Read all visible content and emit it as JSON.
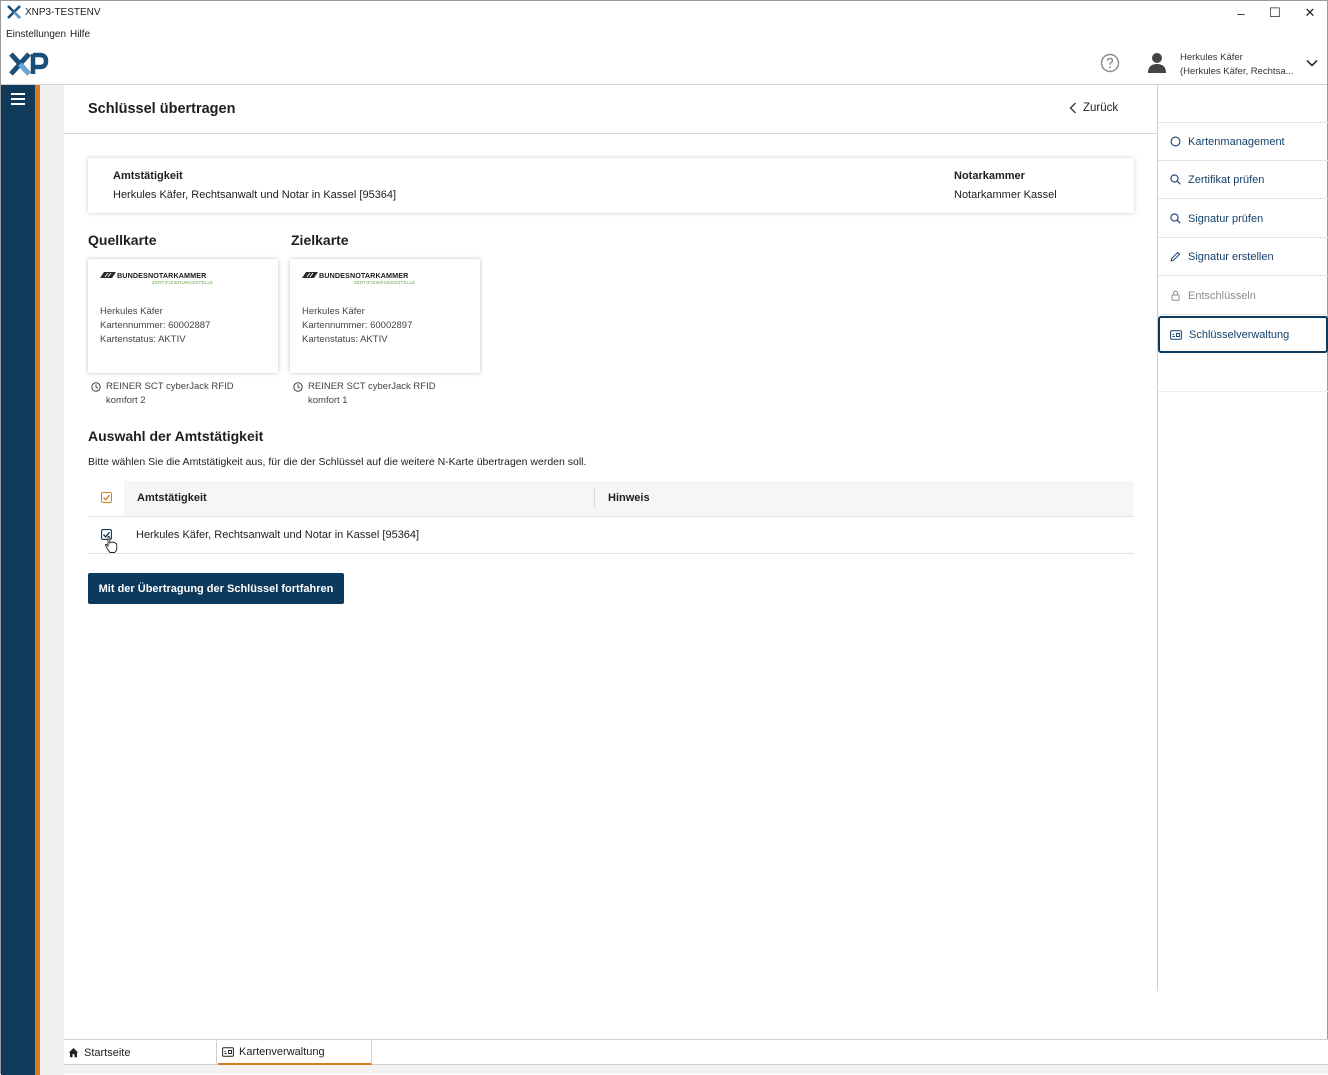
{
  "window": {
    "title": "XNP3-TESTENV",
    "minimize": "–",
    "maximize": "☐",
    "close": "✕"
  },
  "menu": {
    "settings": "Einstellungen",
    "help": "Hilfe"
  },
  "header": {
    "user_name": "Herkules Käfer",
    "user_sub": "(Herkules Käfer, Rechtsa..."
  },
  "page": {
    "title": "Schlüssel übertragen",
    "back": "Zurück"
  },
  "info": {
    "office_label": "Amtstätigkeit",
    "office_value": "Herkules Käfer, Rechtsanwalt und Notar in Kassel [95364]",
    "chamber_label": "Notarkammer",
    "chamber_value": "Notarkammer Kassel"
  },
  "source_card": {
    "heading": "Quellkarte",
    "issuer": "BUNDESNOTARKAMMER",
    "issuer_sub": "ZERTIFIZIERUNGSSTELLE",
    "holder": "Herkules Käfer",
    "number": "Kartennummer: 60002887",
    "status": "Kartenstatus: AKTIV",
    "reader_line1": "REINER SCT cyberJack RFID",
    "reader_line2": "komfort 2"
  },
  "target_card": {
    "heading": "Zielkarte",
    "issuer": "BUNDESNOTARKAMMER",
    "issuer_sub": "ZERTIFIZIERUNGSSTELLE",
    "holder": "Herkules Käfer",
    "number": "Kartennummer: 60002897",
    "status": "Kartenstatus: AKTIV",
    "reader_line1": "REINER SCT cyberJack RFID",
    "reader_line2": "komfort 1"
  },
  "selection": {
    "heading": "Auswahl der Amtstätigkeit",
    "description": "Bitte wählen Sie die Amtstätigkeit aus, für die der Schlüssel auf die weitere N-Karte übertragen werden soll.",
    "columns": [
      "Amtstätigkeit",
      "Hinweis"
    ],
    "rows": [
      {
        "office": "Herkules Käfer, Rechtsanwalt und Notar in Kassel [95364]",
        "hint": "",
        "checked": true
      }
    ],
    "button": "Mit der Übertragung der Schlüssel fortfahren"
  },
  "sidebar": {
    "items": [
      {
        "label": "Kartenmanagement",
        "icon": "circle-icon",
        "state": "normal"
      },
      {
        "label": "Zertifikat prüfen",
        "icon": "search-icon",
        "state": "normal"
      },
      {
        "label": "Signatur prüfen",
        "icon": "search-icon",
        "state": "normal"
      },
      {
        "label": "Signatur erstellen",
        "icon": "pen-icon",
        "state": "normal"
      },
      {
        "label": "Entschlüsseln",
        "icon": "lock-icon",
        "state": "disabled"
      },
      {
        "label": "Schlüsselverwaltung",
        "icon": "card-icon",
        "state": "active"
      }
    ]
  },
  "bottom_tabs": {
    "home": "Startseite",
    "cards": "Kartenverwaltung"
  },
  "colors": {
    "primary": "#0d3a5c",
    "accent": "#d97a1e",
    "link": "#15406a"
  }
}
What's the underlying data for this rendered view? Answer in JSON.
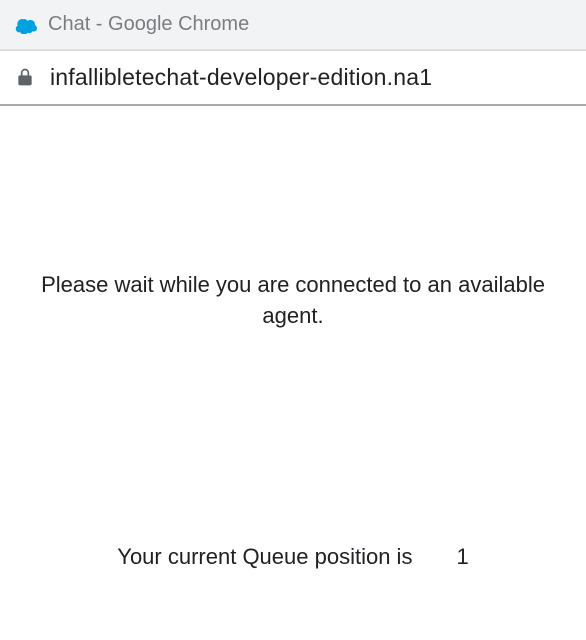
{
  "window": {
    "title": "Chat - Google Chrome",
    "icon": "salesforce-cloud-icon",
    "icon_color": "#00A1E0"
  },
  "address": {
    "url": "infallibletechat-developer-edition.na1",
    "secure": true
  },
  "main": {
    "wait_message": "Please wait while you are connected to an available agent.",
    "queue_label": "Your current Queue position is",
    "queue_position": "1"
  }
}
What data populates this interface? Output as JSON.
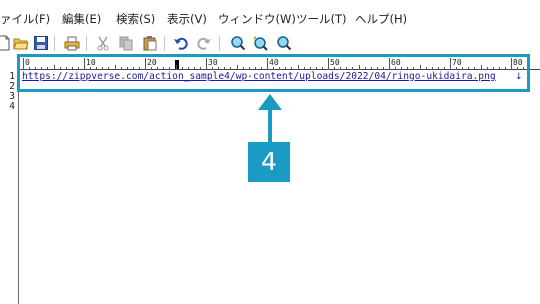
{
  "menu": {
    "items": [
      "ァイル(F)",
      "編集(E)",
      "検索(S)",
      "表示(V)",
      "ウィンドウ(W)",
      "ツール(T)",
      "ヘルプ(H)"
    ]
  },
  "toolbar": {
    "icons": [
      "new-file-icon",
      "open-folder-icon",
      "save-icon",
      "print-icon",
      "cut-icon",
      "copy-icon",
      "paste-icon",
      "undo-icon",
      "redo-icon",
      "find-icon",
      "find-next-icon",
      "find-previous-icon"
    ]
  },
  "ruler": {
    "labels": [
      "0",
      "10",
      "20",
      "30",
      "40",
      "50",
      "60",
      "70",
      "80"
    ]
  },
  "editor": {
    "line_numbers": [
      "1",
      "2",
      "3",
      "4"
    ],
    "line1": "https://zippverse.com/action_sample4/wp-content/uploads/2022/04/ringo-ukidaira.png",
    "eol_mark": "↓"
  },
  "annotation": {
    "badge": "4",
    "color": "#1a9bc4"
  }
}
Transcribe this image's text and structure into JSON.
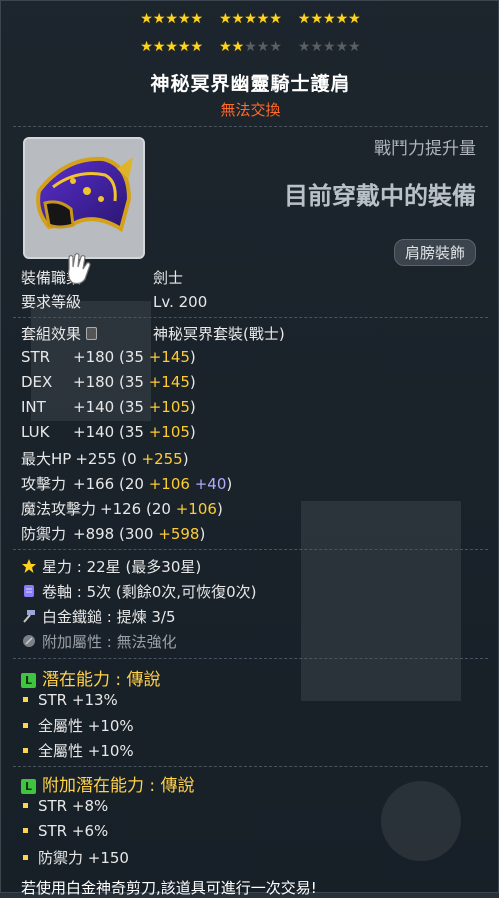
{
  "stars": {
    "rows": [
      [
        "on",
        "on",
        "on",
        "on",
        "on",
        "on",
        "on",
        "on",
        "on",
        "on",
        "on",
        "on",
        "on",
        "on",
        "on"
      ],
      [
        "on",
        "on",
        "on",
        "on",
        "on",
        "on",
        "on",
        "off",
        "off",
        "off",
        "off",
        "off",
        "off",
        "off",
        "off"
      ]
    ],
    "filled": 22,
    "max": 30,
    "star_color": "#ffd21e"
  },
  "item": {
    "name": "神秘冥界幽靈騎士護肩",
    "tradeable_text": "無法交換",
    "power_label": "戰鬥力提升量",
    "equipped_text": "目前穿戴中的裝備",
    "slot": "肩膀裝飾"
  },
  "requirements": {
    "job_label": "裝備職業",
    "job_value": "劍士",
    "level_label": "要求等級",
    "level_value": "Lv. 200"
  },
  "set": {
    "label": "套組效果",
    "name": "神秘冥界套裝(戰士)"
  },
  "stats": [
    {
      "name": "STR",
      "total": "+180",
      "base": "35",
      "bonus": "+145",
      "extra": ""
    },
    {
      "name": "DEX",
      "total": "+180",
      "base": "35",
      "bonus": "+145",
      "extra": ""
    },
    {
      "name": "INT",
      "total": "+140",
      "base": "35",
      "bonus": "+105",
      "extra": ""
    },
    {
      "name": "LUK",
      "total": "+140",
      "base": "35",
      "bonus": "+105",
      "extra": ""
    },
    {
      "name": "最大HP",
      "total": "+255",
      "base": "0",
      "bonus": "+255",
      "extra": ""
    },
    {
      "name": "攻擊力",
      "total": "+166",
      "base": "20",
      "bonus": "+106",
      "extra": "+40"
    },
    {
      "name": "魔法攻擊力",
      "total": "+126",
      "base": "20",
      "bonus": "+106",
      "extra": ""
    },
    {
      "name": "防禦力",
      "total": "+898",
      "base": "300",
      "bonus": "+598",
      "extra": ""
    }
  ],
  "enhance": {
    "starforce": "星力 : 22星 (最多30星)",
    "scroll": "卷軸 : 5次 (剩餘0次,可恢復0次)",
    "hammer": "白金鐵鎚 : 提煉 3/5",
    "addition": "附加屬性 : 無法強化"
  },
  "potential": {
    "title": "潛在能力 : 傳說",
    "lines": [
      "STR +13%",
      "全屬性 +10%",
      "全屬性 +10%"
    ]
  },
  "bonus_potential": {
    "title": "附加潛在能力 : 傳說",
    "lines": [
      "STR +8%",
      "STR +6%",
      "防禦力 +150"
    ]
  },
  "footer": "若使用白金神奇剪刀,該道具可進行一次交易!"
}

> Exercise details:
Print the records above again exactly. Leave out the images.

> Exercise solution:
Read all visible content and emit it as JSON.
{
  "window": {
    "title": "XNP3-TESTENV",
    "minimize": "–",
    "maximize": "☐",
    "close": "✕"
  },
  "menu": {
    "settings": "Einstellungen",
    "help": "Hilfe"
  },
  "header": {
    "user_name": "Herkules Käfer",
    "user_sub": "(Herkules Käfer, Rechtsa..."
  },
  "page": {
    "title": "Schlüssel übertragen",
    "back": "Zurück"
  },
  "info": {
    "office_label": "Amtstätigkeit",
    "office_value": "Herkules Käfer, Rechtsanwalt und Notar in Kassel [95364]",
    "chamber_label": "Notarkammer",
    "chamber_value": "Notarkammer Kassel"
  },
  "source_card": {
    "heading": "Quellkarte",
    "issuer": "BUNDESNOTARKAMMER",
    "issuer_sub": "ZERTIFIZIERUNGSSTELLE",
    "holder": "Herkules Käfer",
    "number": "Kartennummer: 60002887",
    "status": "Kartenstatus: AKTIV",
    "reader_line1": "REINER SCT cyberJack RFID",
    "reader_line2": "komfort 2"
  },
  "target_card": {
    "heading": "Zielkarte",
    "issuer": "BUNDESNOTARKAMMER",
    "issuer_sub": "ZERTIFIZIERUNGSSTELLE",
    "holder": "Herkules Käfer",
    "number": "Kartennummer: 60002897",
    "status": "Kartenstatus: AKTIV",
    "reader_line1": "REINER SCT cyberJack RFID",
    "reader_line2": "komfort 1"
  },
  "selection": {
    "heading": "Auswahl der Amtstätigkeit",
    "description": "Bitte wählen Sie die Amtstätigkeit aus, für die der Schlüssel auf die weitere N-Karte übertragen werden soll.",
    "columns": [
      "Amtstätigkeit",
      "Hinweis"
    ],
    "rows": [
      {
        "office": "Herkules Käfer, Rechtsanwalt und Notar in Kassel [95364]",
        "hint": "",
        "checked": true
      }
    ],
    "button": "Mit der Übertragung der Schlüssel fortfahren"
  },
  "sidebar": {
    "items": [
      {
        "label": "Kartenmanagement",
        "icon": "circle-icon",
        "state": "normal"
      },
      {
        "label": "Zertifikat prüfen",
        "icon": "search-icon",
        "state": "normal"
      },
      {
        "label": "Signatur prüfen",
        "icon": "search-icon",
        "state": "normal"
      },
      {
        "label": "Signatur erstellen",
        "icon": "pen-icon",
        "state": "normal"
      },
      {
        "label": "Entschlüsseln",
        "icon": "lock-icon",
        "state": "disabled"
      },
      {
        "label": "Schlüsselverwaltung",
        "icon": "card-icon",
        "state": "active"
      }
    ]
  },
  "bottom_tabs": {
    "home": "Startseite",
    "cards": "Kartenverwaltung"
  },
  "colors": {
    "primary": "#0d3a5c",
    "accent": "#d97a1e",
    "link": "#15406a"
  }
}
What's the underlying data for this rendered view? Answer in JSON.
{
  "window": {
    "title": "Chat - Google Chrome",
    "icon": "salesforce-cloud-icon",
    "icon_color": "#00A1E0"
  },
  "address": {
    "url": "infallibletechat-developer-edition.na1",
    "secure": true
  },
  "main": {
    "wait_message": "Please wait while you are connected to an available agent.",
    "queue_label": "Your current Queue position is",
    "queue_position": "1"
  }
}
What data populates this interface? Output as JSON.
{
  "menu": {
    "items": [
      "ァイル(F)",
      "編集(E)",
      "検索(S)",
      "表示(V)",
      "ウィンドウ(W)",
      "ツール(T)",
      "ヘルプ(H)"
    ]
  },
  "toolbar": {
    "icons": [
      "new-file-icon",
      "open-folder-icon",
      "save-icon",
      "print-icon",
      "cut-icon",
      "copy-icon",
      "paste-icon",
      "undo-icon",
      "redo-icon",
      "find-icon",
      "find-next-icon",
      "find-previous-icon"
    ]
  },
  "ruler": {
    "labels": [
      "0",
      "10",
      "20",
      "30",
      "40",
      "50",
      "60",
      "70",
      "80"
    ]
  },
  "editor": {
    "line_numbers": [
      "1",
      "2",
      "3",
      "4"
    ],
    "line1": "https://zippverse.com/action_sample4/wp-content/uploads/2022/04/ringo-ukidaira.png",
    "eol_mark": "↓"
  },
  "annotation": {
    "badge": "4",
    "color": "#1a9bc4"
  }
}
Transcribe this image's text and structure into JSON.
{
  "stars": {
    "rows": [
      [
        "on",
        "on",
        "on",
        "on",
        "on",
        "on",
        "on",
        "on",
        "on",
        "on",
        "on",
        "on",
        "on",
        "on",
        "on"
      ],
      [
        "on",
        "on",
        "on",
        "on",
        "on",
        "on",
        "on",
        "off",
        "off",
        "off",
        "off",
        "off",
        "off",
        "off",
        "off"
      ]
    ],
    "filled": 22,
    "max": 30,
    "star_color": "#ffd21e"
  },
  "item": {
    "name": "神秘冥界幽靈騎士護肩",
    "tradeable_text": "無法交換",
    "power_label": "戰鬥力提升量",
    "equipped_text": "目前穿戴中的裝備",
    "slot": "肩膀裝飾"
  },
  "requirements": {
    "job_label": "裝備職業",
    "job_value": "劍士",
    "level_label": "要求等級",
    "level_value": "Lv. 200"
  },
  "set": {
    "label": "套組效果",
    "name": "神秘冥界套裝(戰士)"
  },
  "stats": [
    {
      "name": "STR",
      "total": "+180",
      "base": "35",
      "bonus": "+145",
      "extra": ""
    },
    {
      "name": "DEX",
      "total": "+180",
      "base": "35",
      "bonus": "+145",
      "extra": ""
    },
    {
      "name": "INT",
      "total": "+140",
      "base": "35",
      "bonus": "+105",
      "extra": ""
    },
    {
      "name": "LUK",
      "total": "+140",
      "base": "35",
      "bonus": "+105",
      "extra": ""
    },
    {
      "name": "最大HP",
      "total": "+255",
      "base": "0",
      "bonus": "+255",
      "extra": ""
    },
    {
      "name": "攻擊力",
      "total": "+166",
      "base": "20",
      "bonus": "+106",
      "extra": "+40"
    },
    {
      "name": "魔法攻擊力",
      "total": "+126",
      "base": "20",
      "bonus": "+106",
      "extra": ""
    },
    {
      "name": "防禦力",
      "total": "+898",
      "base": "300",
      "bonus": "+598",
      "extra": ""
    }
  ],
  "enhance": {
    "starforce": "星力 : 22星 (最多30星)",
    "scroll": "卷軸 : 5次 (剩餘0次,可恢復0次)",
    "hammer": "白金鐵鎚 : 提煉 3/5",
    "addition": "附加屬性 : 無法強化"
  },
  "potential": {
    "title": "潛在能力 : 傳說",
    "lines": [
      "STR +13%",
      "全屬性 +10%",
      "全屬性 +10%"
    ]
  },
  "bonus_potential": {
    "title": "附加潛在能力 : 傳說",
    "lines": [
      "STR +8%",
      "STR +6%",
      "防禦力 +150"
    ]
  },
  "footer": "若使用白金神奇剪刀,該道具可進行一次交易!"
}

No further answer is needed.